At least that money, and carte blanche from Oprah, bought Washington artistic freedom. He felt strongly about making more than just a feel-good postcard from the 1930s. There's?one?scene in the?movie where the debate?team, whose success is seen primarily through the supportive eyes of the African-American community,?is traveling?on the back roads of?Texas to a meet. Late at night they?stumble onto a lynching—and reality sets in. To Washington, filming the scene was something of a metaphor for the state of current racial relations today: placid on the surface, boiling underneath. To tap into the essence of that scene, Washington drew from the death of James Byrd Jr., who was dragged to death behind a pickup truck in Texas, as well as Louisiana's Jena 6 case, in which six young African-Americans were jailed after a fight over white students' leaving nooses on their high-school campus. "That image of a noose is a conversation that still needs to be had," says Washington, who watched archival footage of lynchings and hangings to remind himself of the brutality. "I wanted to make sure to show the faces of the crowd that watched. I was so struck by how young some of the kids were and the smiles on their faces as they watched a man hung and burned alive."
That's not to say that "Debaters" is a downer—far from it. Washington, a father of four (he beams when he talks about his son the Morehouse graduate and his daughter the Ivy League sophomore) wanted to reinforce the message of education and family values. "It was an interesting time in African-American life," he says. "There were so many things working against blacks back then, but the home base was strong and made all the difference." He and Whitaker had long talks about the tone of the family scenes. "He didn't want his character to be too nice, because back in the day you loved your kids but you were tough on them, too," Washington says. "You loved them tough because you knew what they would face out there and they had to be ready."

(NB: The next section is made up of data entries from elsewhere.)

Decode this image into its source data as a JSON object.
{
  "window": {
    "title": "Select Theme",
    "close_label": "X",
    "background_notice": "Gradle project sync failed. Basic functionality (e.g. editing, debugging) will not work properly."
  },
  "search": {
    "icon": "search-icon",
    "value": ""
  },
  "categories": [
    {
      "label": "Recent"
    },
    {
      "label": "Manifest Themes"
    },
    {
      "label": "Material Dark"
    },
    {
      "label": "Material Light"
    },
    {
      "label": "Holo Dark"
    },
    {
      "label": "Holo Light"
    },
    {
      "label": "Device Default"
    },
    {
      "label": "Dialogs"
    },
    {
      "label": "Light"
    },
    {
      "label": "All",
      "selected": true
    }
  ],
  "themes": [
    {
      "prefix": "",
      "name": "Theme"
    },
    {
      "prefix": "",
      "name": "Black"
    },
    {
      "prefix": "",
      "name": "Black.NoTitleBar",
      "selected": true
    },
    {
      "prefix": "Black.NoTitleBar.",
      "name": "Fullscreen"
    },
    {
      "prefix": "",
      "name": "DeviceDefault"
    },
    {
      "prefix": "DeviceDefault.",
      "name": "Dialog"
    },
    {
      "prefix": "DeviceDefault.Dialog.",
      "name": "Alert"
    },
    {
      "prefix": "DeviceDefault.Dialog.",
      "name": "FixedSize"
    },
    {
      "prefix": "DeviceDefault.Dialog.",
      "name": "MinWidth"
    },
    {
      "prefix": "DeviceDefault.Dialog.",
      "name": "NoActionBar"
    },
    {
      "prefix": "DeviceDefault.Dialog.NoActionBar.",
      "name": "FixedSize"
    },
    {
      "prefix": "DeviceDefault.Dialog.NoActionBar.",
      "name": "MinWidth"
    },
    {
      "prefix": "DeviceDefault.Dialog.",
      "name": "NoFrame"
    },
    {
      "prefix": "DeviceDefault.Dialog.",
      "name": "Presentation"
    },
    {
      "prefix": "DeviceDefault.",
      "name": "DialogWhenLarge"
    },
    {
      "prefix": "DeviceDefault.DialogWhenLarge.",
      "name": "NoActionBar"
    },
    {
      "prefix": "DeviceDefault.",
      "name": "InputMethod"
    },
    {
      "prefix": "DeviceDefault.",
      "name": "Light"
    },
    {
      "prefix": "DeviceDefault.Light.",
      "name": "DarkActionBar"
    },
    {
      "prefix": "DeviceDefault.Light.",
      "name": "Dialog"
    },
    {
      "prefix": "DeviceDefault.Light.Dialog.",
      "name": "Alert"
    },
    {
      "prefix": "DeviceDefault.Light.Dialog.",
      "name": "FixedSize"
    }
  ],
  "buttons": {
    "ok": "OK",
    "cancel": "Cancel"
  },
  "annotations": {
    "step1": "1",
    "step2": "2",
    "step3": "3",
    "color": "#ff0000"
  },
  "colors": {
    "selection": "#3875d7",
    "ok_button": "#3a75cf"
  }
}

Washington, 52, is having one of the best years of his career, even as he gets ready to make his 37th film: "The Taking of Pelham 123," costarring John Travolta. "Gangster" was his biggest box-office opening to date—so he seems he's worth $40 million after all. He'll likely get another Oscar nomination for it, too. Yet he says he's already gotten something almost as good. "People would come up to me months before the film's release and tell me how much they were looking forward to seeing it," he says. "I never had that with a film. Americans love gangsters, I guess," he says. And they're pretty fond of Mr. Washington, too.